→ **Data supplied**:
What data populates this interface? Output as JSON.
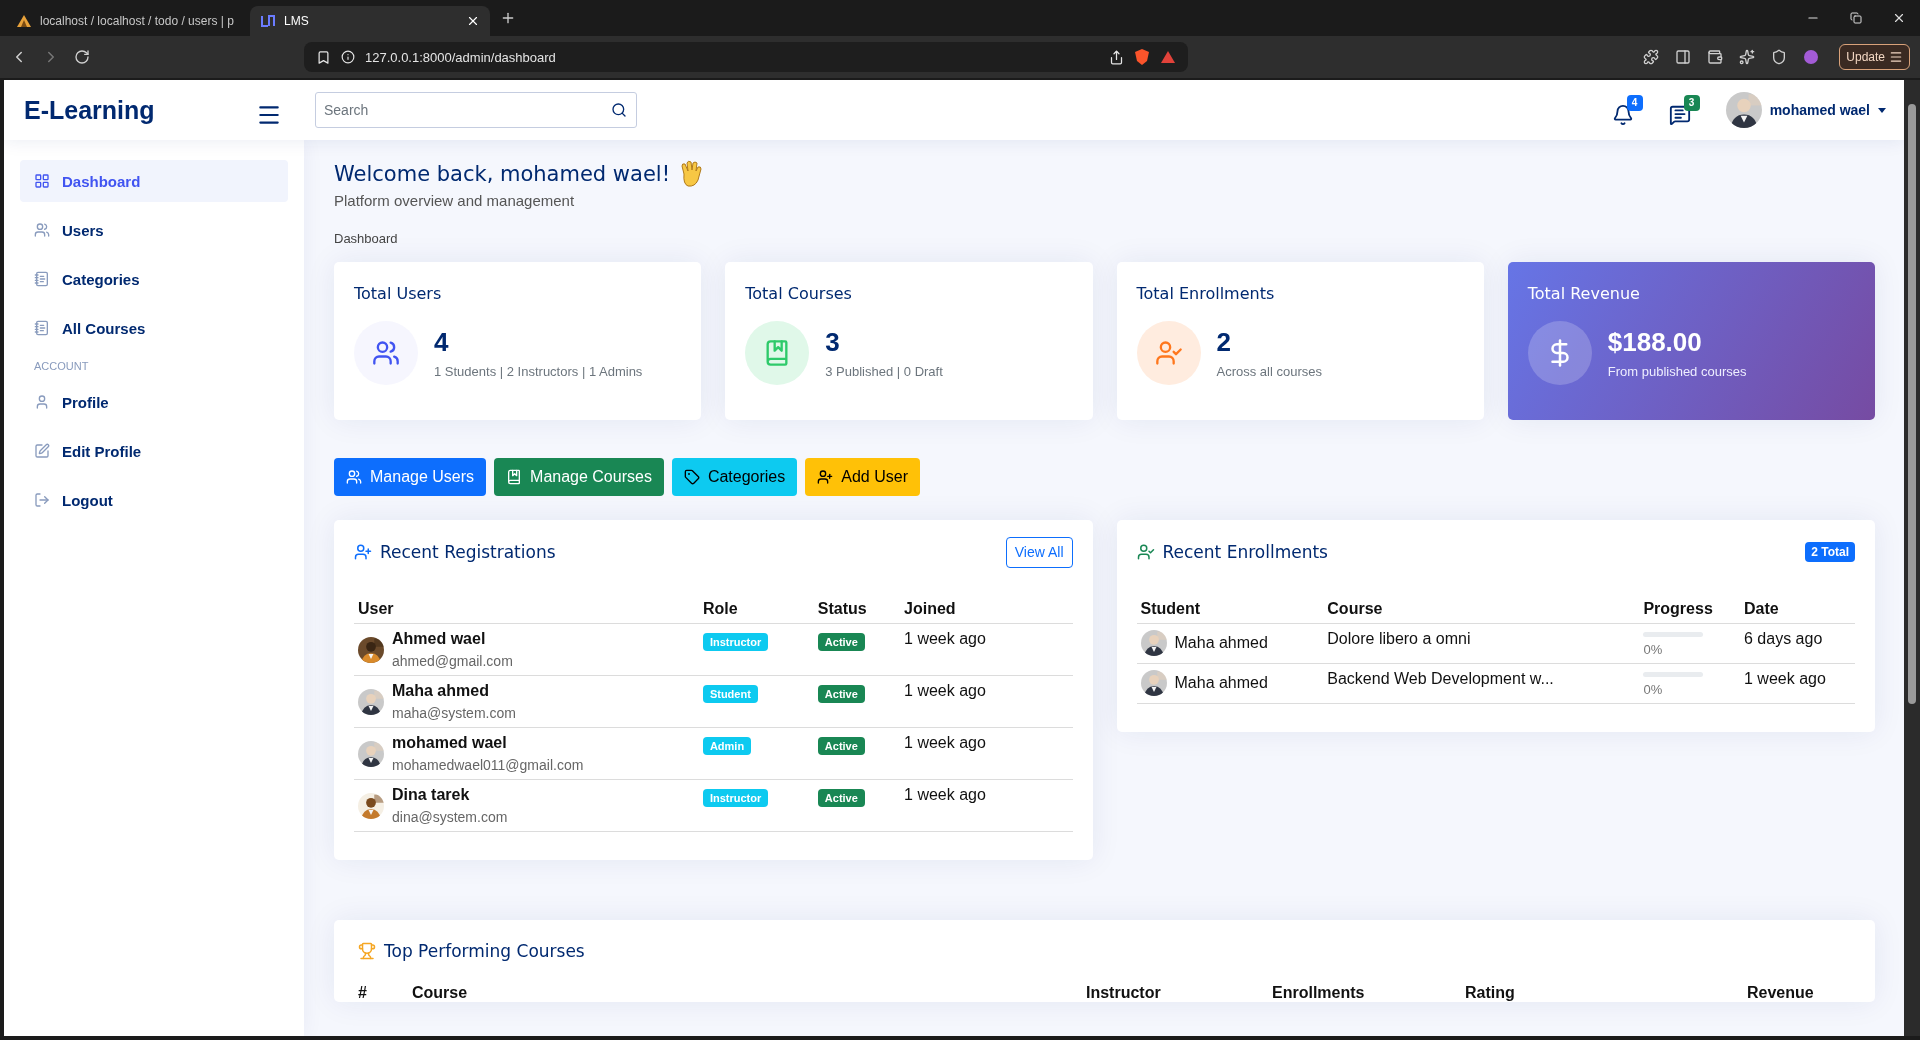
{
  "browser": {
    "tabs": [
      {
        "title": "localhost / localhost / todo / users | p",
        "selected": false
      },
      {
        "title": "LMS",
        "selected": true
      }
    ],
    "address": "127.0.0.1:8000/admin/dashboard",
    "update_button": "Update"
  },
  "header": {
    "logo": "E-Learning",
    "search": {
      "placeholder": "Search"
    },
    "notifications_count": "4",
    "messages_count": "3",
    "user_name": "mohamed wael"
  },
  "sidebar": {
    "items": [
      {
        "label": "Dashboard",
        "selected": true
      },
      {
        "label": "Users",
        "selected": false
      },
      {
        "label": "Categories",
        "selected": false
      },
      {
        "label": "All Courses",
        "selected": false
      }
    ],
    "account_heading": "ACCOUNT",
    "account_items": [
      {
        "label": "Profile",
        "selected": false
      },
      {
        "label": "Edit Profile",
        "selected": false
      },
      {
        "label": "Logout",
        "selected": false
      }
    ]
  },
  "page": {
    "title": "Welcome back, mohamed wael!",
    "subtitle": "Platform overview and management",
    "breadcrumb": "Dashboard"
  },
  "stats": [
    {
      "kind": "users",
      "title": "Total Users",
      "value": "4",
      "detail": "1 Students | 2 Instructors | 1 Admins"
    },
    {
      "kind": "courses",
      "title": "Total Courses",
      "value": "3",
      "detail": "3 Published | 0 Draft"
    },
    {
      "kind": "enrollments",
      "title": "Total Enrollments",
      "value": "2",
      "detail": "Across all courses"
    },
    {
      "kind": "revenue",
      "title": "Total Revenue",
      "value": "$188.00",
      "detail": "From published courses"
    }
  ],
  "actions": [
    {
      "kind": "users",
      "label": "Manage Users"
    },
    {
      "kind": "courses",
      "label": "Manage Courses"
    },
    {
      "kind": "categories",
      "label": "Categories"
    },
    {
      "kind": "add-user",
      "label": "Add User"
    }
  ],
  "recent_registrations": {
    "title": "Recent Registrations",
    "view_all": "View All",
    "columns": [
      "User",
      "Role",
      "Status",
      "Joined"
    ],
    "rows": [
      {
        "name": "Ahmed wael",
        "email": "ahmed@gmail.com",
        "role": "Instructor",
        "status": "Active",
        "joined": "1 week ago"
      },
      {
        "name": "Maha ahmed",
        "email": "maha@system.com",
        "role": "Student",
        "status": "Active",
        "joined": "1 week ago"
      },
      {
        "name": "mohamed wael",
        "email": "mohamedwael011@gmail.com",
        "role": "Admin",
        "status": "Active",
        "joined": "1 week ago"
      },
      {
        "name": "Dina tarek",
        "email": "dina@system.com",
        "role": "Instructor",
        "status": "Active",
        "joined": "1 week ago"
      }
    ]
  },
  "recent_enrollments": {
    "title": "Recent Enrollments",
    "badge": "2 Total",
    "columns": [
      "Student",
      "Course",
      "Progress",
      "Date"
    ],
    "rows": [
      {
        "student": "Maha ahmed",
        "course": "Dolore libero a omni",
        "level": 0,
        "progress": "0%",
        "date": "6 days ago"
      },
      {
        "student": "Maha ahmed",
        "course": "Backend Web Development w...",
        "level": 0,
        "progress": "0%",
        "date": "1 week ago"
      }
    ]
  },
  "top_courses": {
    "title": "Top Performing Courses",
    "columns": [
      "#",
      "Course",
      "Instructor",
      "Enrollments",
      "Rating",
      "Revenue"
    ]
  }
}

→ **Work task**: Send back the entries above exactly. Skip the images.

→ **Final answer**:
What data populates this interface? Output as JSON.
{
  "browser": {
    "tabs": [
      {
        "title": "localhost / localhost / todo / users | p",
        "selected": false
      },
      {
        "title": "LMS",
        "selected": true
      }
    ],
    "address": "127.0.0.1:8000/admin/dashboard",
    "update_button": "Update"
  },
  "header": {
    "logo": "E-Learning",
    "search": {
      "placeholder": "Search"
    },
    "notifications_count": "4",
    "messages_count": "3",
    "user_name": "mohamed wael"
  },
  "sidebar": {
    "items": [
      {
        "label": "Dashboard",
        "selected": true
      },
      {
        "label": "Users",
        "selected": false
      },
      {
        "label": "Categories",
        "selected": false
      },
      {
        "label": "All Courses",
        "selected": false
      }
    ],
    "account_heading": "ACCOUNT",
    "account_items": [
      {
        "label": "Profile",
        "selected": false
      },
      {
        "label": "Edit Profile",
        "selected": false
      },
      {
        "label": "Logout",
        "selected": false
      }
    ]
  },
  "page": {
    "title": "Welcome back, mohamed wael!",
    "subtitle": "Platform overview and management",
    "breadcrumb": "Dashboard"
  },
  "stats": [
    {
      "kind": "users",
      "title": "Total Users",
      "value": "4",
      "detail": "1 Students | 2 Instructors | 1 Admins"
    },
    {
      "kind": "courses",
      "title": "Total Courses",
      "value": "3",
      "detail": "3 Published | 0 Draft"
    },
    {
      "kind": "enrollments",
      "title": "Total Enrollments",
      "value": "2",
      "detail": "Across all courses"
    },
    {
      "kind": "revenue",
      "title": "Total Revenue",
      "value": "$188.00",
      "detail": "From published courses"
    }
  ],
  "actions": [
    {
      "kind": "users",
      "label": "Manage Users"
    },
    {
      "kind": "courses",
      "label": "Manage Courses"
    },
    {
      "kind": "categories",
      "label": "Categories"
    },
    {
      "kind": "add-user",
      "label": "Add User"
    }
  ],
  "recent_registrations": {
    "title": "Recent Registrations",
    "view_all": "View All",
    "columns": [
      "User",
      "Role",
      "Status",
      "Joined"
    ],
    "rows": [
      {
        "name": "Ahmed wael",
        "email": "ahmed@gmail.com",
        "role": "Instructor",
        "status": "Active",
        "joined": "1 week ago"
      },
      {
        "name": "Maha ahmed",
        "email": "maha@system.com",
        "role": "Student",
        "status": "Active",
        "joined": "1 week ago"
      },
      {
        "name": "mohamed wael",
        "email": "mohamedwael011@gmail.com",
        "role": "Admin",
        "status": "Active",
        "joined": "1 week ago"
      },
      {
        "name": "Dina tarek",
        "email": "dina@system.com",
        "role": "Instructor",
        "status": "Active",
        "joined": "1 week ago"
      }
    ]
  },
  "recent_enrollments": {
    "title": "Recent Enrollments",
    "badge": "2 Total",
    "columns": [
      "Student",
      "Course",
      "Progress",
      "Date"
    ],
    "rows": [
      {
        "student": "Maha ahmed",
        "course": "Dolore libero a omni",
        "level": 0,
        "progress": "0%",
        "date": "6 days ago"
      },
      {
        "student": "Maha ahmed",
        "course": "Backend Web Development w...",
        "level": 0,
        "progress": "0%",
        "date": "1 week ago"
      }
    ]
  },
  "top_courses": {
    "title": "Top Performing Courses",
    "columns": [
      "#",
      "Course",
      "Instructor",
      "Enrollments",
      "Rating",
      "Revenue"
    ]
  }
}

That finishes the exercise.